Editor: Pedro Kos
Cast: Kevin Pearce, Simon Pearce, Pia Pearce, David Pearce, Andrew Pearce, Adam Pearce, Shaun White, Luke Mitrani, Jack Mitrani, Scotty Lago, Danny Davis, Jack Burton,
Premiere: January 18, 2013 – Sundance Film Festival
US Theatrical Release: December 13, 2013
US Distributor: Independent
Although the title of Lucy Walker’s The Crash Reel certainly suggests the accident, it does not prepare you for the frightening effects the injury has on Pearce and the frustrating struggle of a debilitated adrenaline junkie. Crash Reel opens with the kind of gonzo that you might expect from a documentary about snowboarding: a quick introduction to Pearce and his robust family before going fisheye on the antics that have made snowboarding such a popular sport. This all happens at such a frenetic pace that when Pearce falls very early in this story, you’re not sure what has happened to whom. But given the skill of Lucy Walker, whose credits include Waste Land (2010) and Devil’s Playground, this cursory overview is probably by design, setting up a striking contrast to the intimacy and patience of the remaining hour and a half.
The trauma to Pearce’s brain causes a litany of abstruse and nightmarish problems, initially inhibiting his verbal and motor skills and further down the line effecting his sight and memory. His rehabilitation is slow and painful, but that’s only half the battle once he recovers his compulsive desire to return to the sport of snowboarding.
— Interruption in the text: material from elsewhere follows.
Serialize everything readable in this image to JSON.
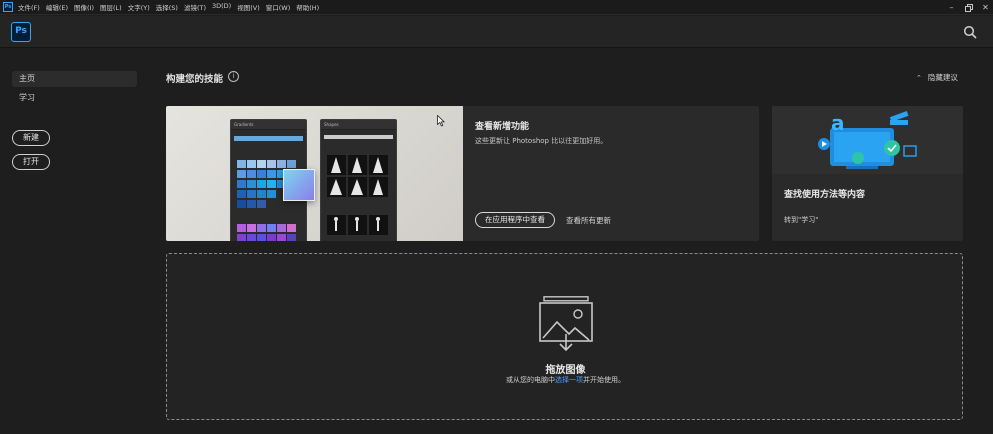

As exasperating as it is to watch Pearce coherently insist on trying (and his beleaguered family’s response), apparently the impulse to get back on the horse, or whatever the case may be, befits a status quo with sport related brain injuries—multiple traumatic brain injuries, or TBIs, are just one of the risks taken on as a matter of course in professional sports like skiing, football, motocross, and snowboarding.
Walker balances talking head interviews with chronicling Pearce’s very rough road to something close to normalcy by being right by his side, never soft-pedaling Pearce’s public and personal trials and occasionally exploiting the intimate privilege granted to his everyday life. Pearce was part of a tight-knit snowboarding group called “frends,” (friends without the “i”), but one of these so-called frends openly admits that he’s embarrassed of some of Pearce’s post-injury behavior. This sort of bluntness also carries over into what is depicted of Pearce’s personal life, openly displaying his fears, angers, and belligerence, sometimes to an uncomfortable degree. The film’s inclination to toss around messages—safety, helmets, etc.—eventually subsides to the heartfelt integrity of this young man’s story told without judgment.
On the eve of the Sochi Olympics (where Pearce will be partaking in the opening ceremonies), The Crash Reel is a cautionary tale, not necessarily on the danger of respective sports, but on our role as spectators demanding faster, higher, and better from our athletes. Kevin Pearce began nurturing his ability and desire to meet those challenges at a very young age with his competitive passion propelling his natural skills. Although this sort of drive was the probable source for his near-impossible recovery, The Crash Reel unblinkingly shows that it is also the source of his inability to move on and channel energy elsewhere. The film dangles an oft-used excuse for living life dangerously, adopted here by a snowboarder as an explanation: “The brave do not live forever, but the cautious don’t live at all.” Walker’s documentary is split between people who subscribe to this bravado and those who do not, yet instead of insisting that we take sides, she helps us understand them both.